Despite the thorough attempts to make the transition as smooth as possible, McCombs is being very particular about who will have access to the $500,000 active learning classrooms. For the first year, one of the rooms will be used normally as a space where classes meet for the entire semester. The other room will be used by different classes for a few days during the semester as needed. In order to determine which classes will have access to the classrooms, faculty members are being asked to create proposals, with BBA capstone classes getting priority. Outside of class, business students will not be able to use the classrooms the way they currently use the Mill Lab. In fact, students won’t be able to use the classrooms at all. When asked about this at the town hall, Platt explained that full student access to the expensive technology in the active learning classrooms was too significant a liability.
Though reasonable, this means that students who are not enrolled in the lucky classes chosen for semester-long active learning classroom use will likely see the new classrooms for only a few days of the year, if at all.
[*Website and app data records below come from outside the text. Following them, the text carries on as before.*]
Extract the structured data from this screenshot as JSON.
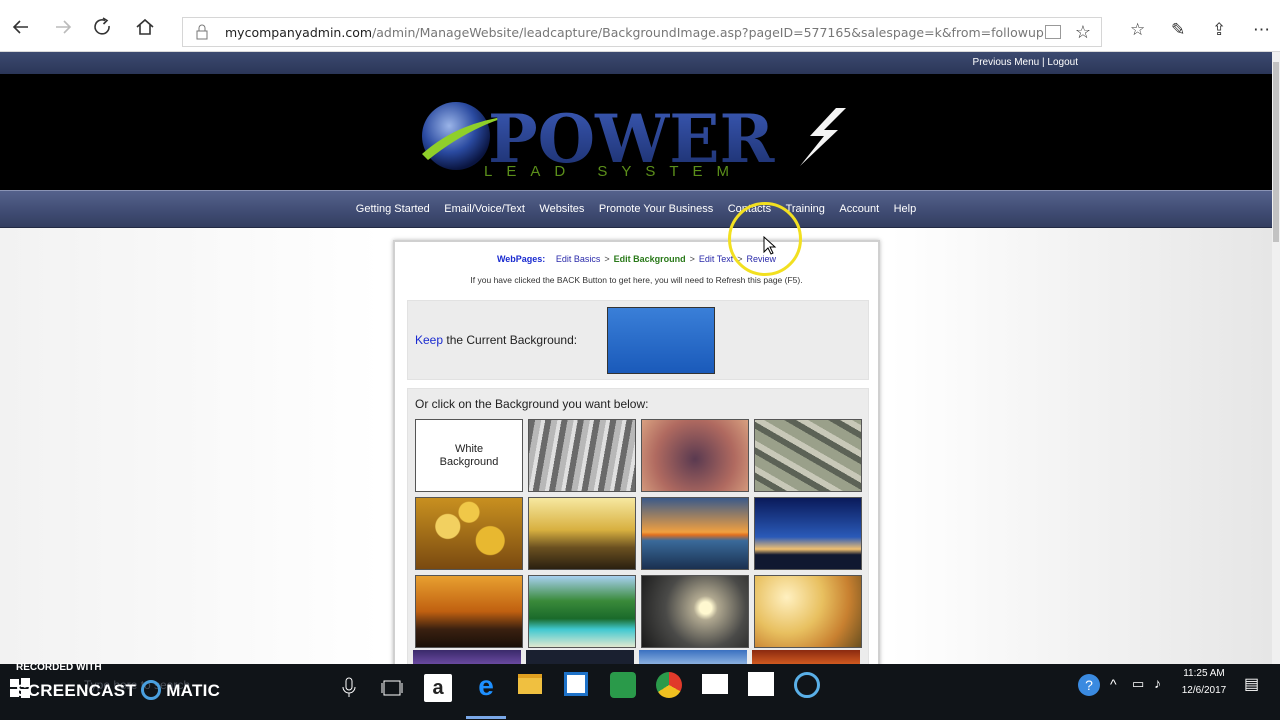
{
  "browser": {
    "url_domain": "mycompanyadmin.com",
    "url_path": "/admin/ManageWebsite/leadcapture/BackgroundImage.asp?pageID=577165&salespage=k&from=followup"
  },
  "site": {
    "topbar_links": "Previous Menu | Logout",
    "logo_main": "POWER",
    "logo_sub": "LEAD SYSTEM",
    "nav": [
      "Getting Started",
      "Email/Voice/Text",
      "Websites",
      "Promote Your Business",
      "Contacts",
      "Training",
      "Account",
      "Help"
    ]
  },
  "breadcrumb": {
    "lead": "WebPages:",
    "items": [
      "Edit Basics",
      "Edit Background",
      "Edit Text",
      "Review"
    ],
    "separator": ">"
  },
  "back_note": "If you have clicked the BACK Button to get here, you will need to Refresh this page (F5).",
  "keep": {
    "keyword": "Keep",
    "rest": " the Current Background:"
  },
  "choose_label": "Or click on the Background you want below:",
  "thumbs": {
    "white_label_1": "White",
    "white_label_2": "Background"
  },
  "watermark": {
    "line1": "RECORDED WITH",
    "line2": "SCREENCAST",
    "line3": "MATIC"
  },
  "taskbar": {
    "search_placeholder": "Type here to search",
    "time": "11:25 AM",
    "date": "12/6/2017"
  },
  "colors": {
    "nav_bg": "#4a5680",
    "accent_link": "#1a2bd0",
    "current_step": "#2a7a1a"
  }
}
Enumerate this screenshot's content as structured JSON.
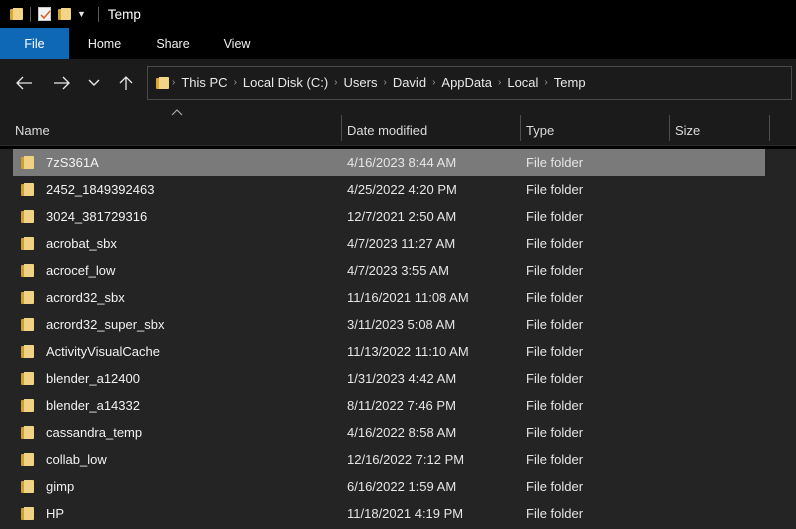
{
  "titlebar": {
    "title": "Temp",
    "quick_access": [
      {
        "icon": "folder-icon",
        "name": "explorer-app-icon"
      },
      {
        "icon": "properties-icon",
        "name": "properties-quick-access"
      },
      {
        "icon": "folder-icon",
        "name": "new-folder-quick-access"
      },
      {
        "icon": "chevron-down-icon",
        "name": "customize-quick-access"
      }
    ]
  },
  "ribbon": {
    "tabs": [
      {
        "label": "File",
        "active": true
      },
      {
        "label": "Home",
        "active": false
      },
      {
        "label": "Share",
        "active": false
      },
      {
        "label": "View",
        "active": false
      }
    ],
    "accent_color": "#0f68b5"
  },
  "navigation": {
    "back_icon": "arrow-left-icon",
    "forward_icon": "arrow-right-icon",
    "recent_icon": "chevron-down-icon",
    "up_icon": "arrow-up-icon",
    "breadcrumbs": [
      "This PC",
      "Local Disk (C:)",
      "Users",
      "David",
      "AppData",
      "Local",
      "Temp"
    ],
    "separator": "›"
  },
  "columns": [
    {
      "label": "Name",
      "sorted": "ascending",
      "sort_glyph": "˄"
    },
    {
      "label": "Date modified",
      "sorted": null
    },
    {
      "label": "Type",
      "sorted": null
    },
    {
      "label": "Size",
      "sorted": null
    }
  ],
  "files": [
    {
      "name": "7zS361A",
      "date": "4/16/2023 8:44 AM",
      "type": "File folder",
      "size": "",
      "selected": true
    },
    {
      "name": "2452_1849392463",
      "date": "4/25/2022 4:20 PM",
      "type": "File folder",
      "size": "",
      "selected": false
    },
    {
      "name": "3024_381729316",
      "date": "12/7/2021 2:50 AM",
      "type": "File folder",
      "size": "",
      "selected": false
    },
    {
      "name": "acrobat_sbx",
      "date": "4/7/2023 11:27 AM",
      "type": "File folder",
      "size": "",
      "selected": false
    },
    {
      "name": "acrocef_low",
      "date": "4/7/2023 3:55 AM",
      "type": "File folder",
      "size": "",
      "selected": false
    },
    {
      "name": "acrord32_sbx",
      "date": "11/16/2021 11:08 AM",
      "type": "File folder",
      "size": "",
      "selected": false
    },
    {
      "name": "acrord32_super_sbx",
      "date": "3/11/2023 5:08 AM",
      "type": "File folder",
      "size": "",
      "selected": false
    },
    {
      "name": "ActivityVisualCache",
      "date": "11/13/2022 11:10 AM",
      "type": "File folder",
      "size": "",
      "selected": false
    },
    {
      "name": "blender_a12400",
      "date": "1/31/2023 4:42 AM",
      "type": "File folder",
      "size": "",
      "selected": false
    },
    {
      "name": "blender_a14332",
      "date": "8/11/2022 7:46 PM",
      "type": "File folder",
      "size": "",
      "selected": false
    },
    {
      "name": "cassandra_temp",
      "date": "4/16/2022 8:58 AM",
      "type": "File folder",
      "size": "",
      "selected": false
    },
    {
      "name": "collab_low",
      "date": "12/16/2022 7:12 PM",
      "type": "File folder",
      "size": "",
      "selected": false
    },
    {
      "name": "gimp",
      "date": "6/16/2022 1:59 AM",
      "type": "File folder",
      "size": "",
      "selected": false
    },
    {
      "name": "HP",
      "date": "11/18/2021 4:19 PM",
      "type": "File folder",
      "size": "",
      "selected": false
    }
  ]
}
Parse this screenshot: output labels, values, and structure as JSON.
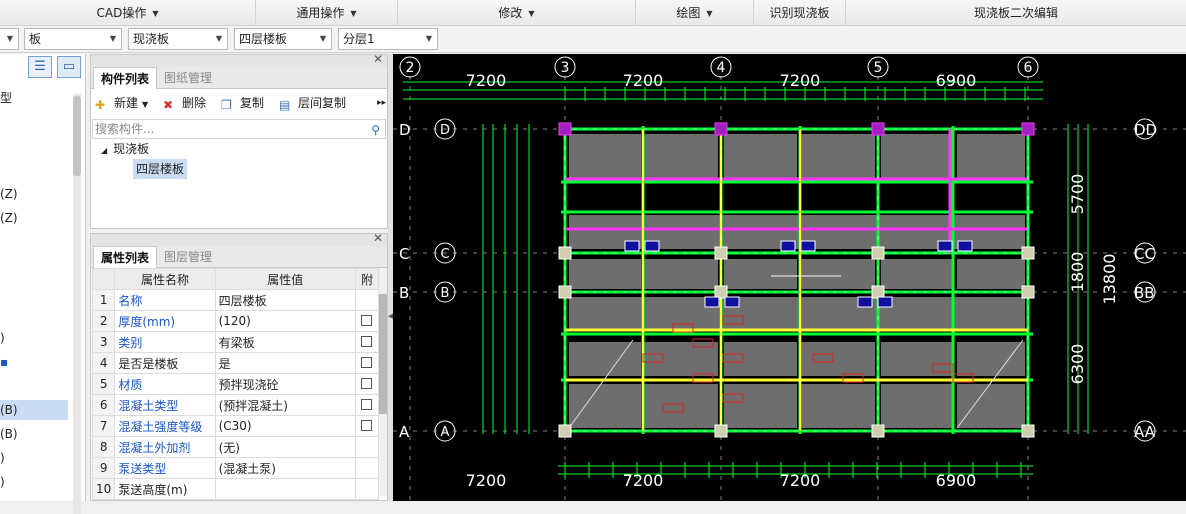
{
  "ribbon": {
    "groups": [
      {
        "label": "CAD操作",
        "has_menu": true
      },
      {
        "label": "通用操作",
        "has_menu": true
      },
      {
        "label": "修改",
        "has_menu": true
      },
      {
        "label": "绘图",
        "has_menu": true
      },
      {
        "label": "识别现浇板",
        "has_menu": false
      },
      {
        "label": "现浇板二次编辑",
        "has_menu": false
      }
    ]
  },
  "toolbar_combos": {
    "c1": "板",
    "c2": "现浇板",
    "c3": "四层楼板",
    "c4": "分层1"
  },
  "left_panel": {
    "items": [
      "型",
      "(Z)",
      "(Z)",
      ")",
      "(B)",
      "(B)"
    ]
  },
  "component_panel": {
    "tabs": [
      "构件列表",
      "图纸管理"
    ],
    "buttons": {
      "new": "新建",
      "delete": "删除",
      "copy": "复制",
      "floor_copy": "层间复制"
    },
    "search_placeholder": "搜索构件...",
    "tree": {
      "parent": "现浇板",
      "child": "四层楼板"
    }
  },
  "property_panel": {
    "tabs": [
      "属性列表",
      "图层管理"
    ],
    "headers": {
      "name": "属性名称",
      "value": "属性值",
      "extra": "附"
    },
    "rows": [
      {
        "no": "1",
        "name": "名称",
        "value": "四层楼板",
        "blue": true,
        "check": false
      },
      {
        "no": "2",
        "name": "厚度(mm)",
        "value": "(120)",
        "blue": true,
        "check": true
      },
      {
        "no": "3",
        "name": "类别",
        "value": "有梁板",
        "blue": true,
        "check": true
      },
      {
        "no": "4",
        "name": "是否是楼板",
        "value": "是",
        "blue": false,
        "check": true
      },
      {
        "no": "5",
        "name": "材质",
        "value": "预拌现浇砼",
        "blue": true,
        "check": true
      },
      {
        "no": "6",
        "name": "混凝土类型",
        "value": "(预拌混凝土)",
        "blue": true,
        "check": true
      },
      {
        "no": "7",
        "name": "混凝土强度等级",
        "value": "(C30)",
        "blue": true,
        "check": true
      },
      {
        "no": "8",
        "name": "混凝土外加剂",
        "value": "(无)",
        "blue": true,
        "check": false
      },
      {
        "no": "9",
        "name": "泵送类型",
        "value": "(混凝土泵)",
        "blue": true,
        "check": false
      },
      {
        "no": "10",
        "name": "泵送高度(m)",
        "value": "",
        "blue": false,
        "check": false
      }
    ]
  },
  "cad": {
    "axis_numbers_top": [
      "2",
      "3",
      "4",
      "5",
      "6"
    ],
    "axis_letters_left": [
      "D",
      "C",
      "B",
      "A"
    ],
    "axis_letters_right": [
      "DD",
      "CC",
      "BB",
      "AA"
    ],
    "top_dims": [
      "7200",
      "7200",
      "7200",
      "6900"
    ],
    "bottom_dims": [
      "7200",
      "7200",
      "7200",
      "6900"
    ],
    "right_dims": [
      "5700",
      "1800",
      "6300",
      "13800"
    ],
    "colors": {
      "background": "#000000",
      "grid": "#00ff33",
      "slab": "#6e6e6e",
      "magenta_beam": "#ff33ff",
      "yellow_beam": "#ffff33"
    }
  }
}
This is a tough pill to swallow. Students are expected to deal with the loss of a valuable computer lab, even though some business students will be unable to reap the full benefit of the classrooms. But equal access, one of the current benefits of the Mill Lab, is not what the administration ever intended. What it’s ultimately about is shaping the McCombs education to create a more valuable degree.
The active learning classrooms are more than just a flashy corporate donation — they are modern feng shui masterpieces, designed to maximize the classroom experience for all types of learners. The unique layout means the classrooms have no front or back; instead, there is a center podium, scattered group tables and projection screens for each table that facilitate collaboration and engagement in ways traditional classrooms cannot.
“These classrooms would definitely promote more group-style learning,” committee member Ryan Morris said.
Multiple studies have found that active learning methods “produce both statistically significant and substantially greater gains in student learning than those associated with more traditional instructional methods.”
“We’re hoping it’ll inspire teachers to revamp their curriculum, and we’re certainly going to give priority in awarding these classrooms to teachers that are going to take advantage of them,” Platt said. “We’re definitely looking to influence behavior.”
While fancy classrooms do not add value to a degree, revamped curriculum does.
Resistance is inevitable in the face of the change, but McCombs students have been too worked up, and for far too long, about this one in particular. Students will never be completely happy when they are losing a valuable computer lab without a suitable replacement. But the bulk of the criticism stems from short-sighted thinking about where they’re going to complete that next statistics assignment. What students should be thinking about is the value of their degree 20 or 30 years down the line. McCombs is leading the way for undergraduate business schools across the country by adopting a modern, business-savvy approach to pedagogy. McCombs is on the brink of a more inspired, collaborative education, and it’s time students aligned themselves behind it.
Huynh is a Plan II and business honors sophomore from Laredo.